- _Aim of the task_
Output all the entries below. Each must match exactly.

(Entries from a dataset of interfaces)
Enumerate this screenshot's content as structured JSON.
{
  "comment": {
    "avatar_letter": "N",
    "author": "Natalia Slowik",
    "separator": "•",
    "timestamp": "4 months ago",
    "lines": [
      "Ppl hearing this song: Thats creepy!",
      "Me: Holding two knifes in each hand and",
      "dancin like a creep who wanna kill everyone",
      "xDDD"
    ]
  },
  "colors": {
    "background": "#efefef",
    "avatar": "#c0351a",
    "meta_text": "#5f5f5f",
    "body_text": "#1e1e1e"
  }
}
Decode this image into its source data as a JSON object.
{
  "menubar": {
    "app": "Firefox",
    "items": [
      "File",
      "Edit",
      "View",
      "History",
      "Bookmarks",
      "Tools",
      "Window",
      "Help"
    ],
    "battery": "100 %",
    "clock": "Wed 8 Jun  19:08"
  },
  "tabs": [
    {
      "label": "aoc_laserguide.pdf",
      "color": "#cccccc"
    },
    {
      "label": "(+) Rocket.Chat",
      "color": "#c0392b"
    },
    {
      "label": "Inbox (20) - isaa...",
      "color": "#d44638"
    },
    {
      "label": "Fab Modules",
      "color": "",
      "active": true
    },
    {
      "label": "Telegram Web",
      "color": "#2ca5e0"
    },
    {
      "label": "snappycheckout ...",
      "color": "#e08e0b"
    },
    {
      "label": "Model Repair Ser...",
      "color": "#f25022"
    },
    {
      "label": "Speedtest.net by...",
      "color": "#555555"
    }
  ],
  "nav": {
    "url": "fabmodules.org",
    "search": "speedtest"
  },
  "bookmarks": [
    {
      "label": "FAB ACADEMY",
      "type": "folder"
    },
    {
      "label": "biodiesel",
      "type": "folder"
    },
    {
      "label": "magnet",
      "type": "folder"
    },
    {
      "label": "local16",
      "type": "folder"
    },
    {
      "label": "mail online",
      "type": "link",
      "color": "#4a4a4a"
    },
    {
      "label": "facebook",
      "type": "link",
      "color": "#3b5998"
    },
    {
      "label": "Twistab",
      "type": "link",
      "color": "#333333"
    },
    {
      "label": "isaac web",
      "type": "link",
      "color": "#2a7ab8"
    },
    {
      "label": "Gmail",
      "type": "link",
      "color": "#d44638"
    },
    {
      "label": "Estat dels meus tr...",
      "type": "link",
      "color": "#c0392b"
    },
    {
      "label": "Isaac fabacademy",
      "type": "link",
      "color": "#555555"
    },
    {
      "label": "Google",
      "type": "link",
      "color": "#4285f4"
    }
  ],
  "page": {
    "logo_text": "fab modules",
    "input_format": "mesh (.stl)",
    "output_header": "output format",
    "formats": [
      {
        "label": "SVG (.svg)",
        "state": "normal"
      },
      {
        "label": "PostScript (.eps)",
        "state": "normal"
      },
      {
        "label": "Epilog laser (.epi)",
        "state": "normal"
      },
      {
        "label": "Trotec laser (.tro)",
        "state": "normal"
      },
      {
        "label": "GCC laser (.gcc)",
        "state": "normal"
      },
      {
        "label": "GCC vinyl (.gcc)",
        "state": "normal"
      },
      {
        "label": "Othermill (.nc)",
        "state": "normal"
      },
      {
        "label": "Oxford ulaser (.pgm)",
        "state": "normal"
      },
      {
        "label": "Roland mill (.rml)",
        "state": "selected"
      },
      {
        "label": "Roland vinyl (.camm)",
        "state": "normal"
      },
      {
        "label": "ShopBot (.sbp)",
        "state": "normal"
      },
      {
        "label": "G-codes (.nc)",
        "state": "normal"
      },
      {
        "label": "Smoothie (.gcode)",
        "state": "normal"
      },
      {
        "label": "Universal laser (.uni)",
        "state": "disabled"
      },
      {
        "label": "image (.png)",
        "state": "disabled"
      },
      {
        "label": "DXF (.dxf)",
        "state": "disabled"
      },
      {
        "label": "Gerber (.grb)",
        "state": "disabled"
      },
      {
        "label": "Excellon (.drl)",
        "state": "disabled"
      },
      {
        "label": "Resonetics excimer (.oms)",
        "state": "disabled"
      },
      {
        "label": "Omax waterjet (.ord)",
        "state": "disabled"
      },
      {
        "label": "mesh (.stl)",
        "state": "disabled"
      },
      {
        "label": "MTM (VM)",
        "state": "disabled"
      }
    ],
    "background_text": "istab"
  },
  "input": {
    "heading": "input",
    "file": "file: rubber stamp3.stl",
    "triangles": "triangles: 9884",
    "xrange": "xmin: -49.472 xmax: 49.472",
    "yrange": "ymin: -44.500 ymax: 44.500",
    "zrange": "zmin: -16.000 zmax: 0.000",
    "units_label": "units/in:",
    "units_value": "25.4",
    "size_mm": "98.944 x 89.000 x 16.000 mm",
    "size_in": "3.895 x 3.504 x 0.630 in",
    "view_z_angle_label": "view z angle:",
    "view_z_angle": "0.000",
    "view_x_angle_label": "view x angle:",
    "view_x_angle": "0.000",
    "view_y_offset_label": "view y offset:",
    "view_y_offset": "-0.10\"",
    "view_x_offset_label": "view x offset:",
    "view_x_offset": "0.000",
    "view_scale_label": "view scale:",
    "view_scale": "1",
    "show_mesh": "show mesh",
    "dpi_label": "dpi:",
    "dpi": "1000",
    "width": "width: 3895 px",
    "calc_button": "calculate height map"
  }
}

- _Your response_
Enumerate this screenshot's content as structured JSON.
{
  "comment": {
    "avatar_letter": "N",
    "author": "Natalia Slowik",
    "separator": "•",
    "timestamp": "4 months ago",
    "lines": [
      "Ppl hearing this song: Thats creepy!",
      "Me: Holding two knifes in each hand and",
      "dancin like a creep who wanna kill everyone",
      "xDDD"
    ]
  },
  "colors": {
    "background": "#efefef",
    "avatar": "#c0351a",
    "meta_text": "#5f5f5f",
    "body_text": "#1e1e1e"
  }
}
Decode this image into its source data as a JSON object.
{
  "menubar": {
    "app": "Firefox",
    "items": [
      "File",
      "Edit",
      "View",
      "History",
      "Bookmarks",
      "Tools",
      "Window",
      "Help"
    ],
    "battery": "100 %",
    "clock": "Wed 8 Jun  19:08"
  },
  "tabs": [
    {
      "label": "aoc_laserguide.pdf",
      "color": "#cccccc"
    },
    {
      "label": "(+) Rocket.Chat",
      "color": "#c0392b"
    },
    {
      "label": "Inbox (20) - isaa...",
      "color": "#d44638"
    },
    {
      "label": "Fab Modules",
      "color": "",
      "active": true
    },
    {
      "label": "Telegram Web",
      "color": "#2ca5e0"
    },
    {
      "label": "snappycheckout ...",
      "color": "#e08e0b"
    },
    {
      "label": "Model Repair Ser...",
      "color": "#f25022"
    },
    {
      "label": "Speedtest.net by...",
      "color": "#555555"
    }
  ],
  "nav": {
    "url": "fabmodules.org",
    "search": "speedtest"
  },
  "bookmarks": [
    {
      "label": "FAB ACADEMY",
      "type": "folder"
    },
    {
      "label": "biodiesel",
      "type": "folder"
    },
    {
      "label": "magnet",
      "type": "folder"
    },
    {
      "label": "local16",
      "type": "folder"
    },
    {
      "label": "mail online",
      "type": "link",
      "color": "#4a4a4a"
    },
    {
      "label": "facebook",
      "type": "link",
      "color": "#3b5998"
    },
    {
      "label": "Twistab",
      "type": "link",
      "color": "#333333"
    },
    {
      "label": "isaac web",
      "type": "link",
      "color": "#2a7ab8"
    },
    {
      "label": "Gmail",
      "type": "link",
      "color": "#d44638"
    },
    {
      "label": "Estat dels meus tr...",
      "type": "link",
      "color": "#c0392b"
    },
    {
      "label": "Isaac fabacademy",
      "type": "link",
      "color": "#555555"
    },
    {
      "label": "Google",
      "type": "link",
      "color": "#4285f4"
    }
  ],
  "page": {
    "logo_text": "fab modules",
    "input_format": "mesh (.stl)",
    "output_header": "output format",
    "formats": [
      {
        "label": "SVG (.svg)",
        "state": "normal"
      },
      {
        "label": "PostScript (.eps)",
        "state": "normal"
      },
      {
        "label": "Epilog laser (.epi)",
        "state": "normal"
      },
      {
        "label": "Trotec laser (.tro)",
        "state": "normal"
      },
      {
        "label": "GCC laser (.gcc)",
        "state": "normal"
      },
      {
        "label": "GCC vinyl (.gcc)",
        "state": "normal"
      },
      {
        "label": "Othermill (.nc)",
        "state": "normal"
      },
      {
        "label": "Oxford ulaser (.pgm)",
        "state": "normal"
      },
      {
        "label": "Roland mill (.rml)",
        "state": "selected"
      },
      {
        "label": "Roland vinyl (.camm)",
        "state": "normal"
      },
      {
        "label": "ShopBot (.sbp)",
        "state": "normal"
      },
      {
        "label": "G-codes (.nc)",
        "state": "normal"
      },
      {
        "label": "Smoothie (.gcode)",
        "state": "normal"
      },
      {
        "label": "Universal laser (.uni)",
        "state": "disabled"
      },
      {
        "label": "image (.png)",
        "state": "disabled"
      },
      {
        "label": "DXF (.dxf)",
        "state": "disabled"
      },
      {
        "label": "Gerber (.grb)",
        "state": "disabled"
      },
      {
        "label": "Excellon (.drl)",
        "state": "disabled"
      },
      {
        "label": "Resonetics excimer (.oms)",
        "state": "disabled"
      },
      {
        "label": "Omax waterjet (.ord)",
        "state": "disabled"
      },
      {
        "label": "mesh (.stl)",
        "state": "disabled"
      },
      {
        "label": "MTM (VM)",
        "state": "disabled"
      }
    ],
    "background_text": "istab"
  },
  "input": {
    "heading": "input",
    "file": "file: rubber stamp3.stl",
    "triangles": "triangles: 9884",
    "xrange": "xmin: -49.472 xmax: 49.472",
    "yrange": "ymin: -44.500 ymax: 44.500",
    "zrange": "zmin: -16.000 zmax: 0.000",
    "units_label": "units/in:",
    "units_value": "25.4",
    "size_mm": "98.944 x 89.000 x 16.000 mm",
    "size_in": "3.895 x 3.504 x 0.630 in",
    "view_z_angle_label": "view z angle:",
    "view_z_angle": "0.000",
    "view_x_angle_label": "view x angle:",
    "view_x_angle": "0.000",
    "view_y_offset_label": "view y offset:",
    "view_y_offset": "-0.10\"",
    "view_x_offset_label": "view x offset:",
    "view_x_offset": "0.000",
    "view_scale_label": "view scale:",
    "view_scale": "1",
    "show_mesh": "show mesh",
    "dpi_label": "dpi:",
    "dpi": "1000",
    "width": "width: 3895 px",
    "calc_button": "calculate height map"
  }
}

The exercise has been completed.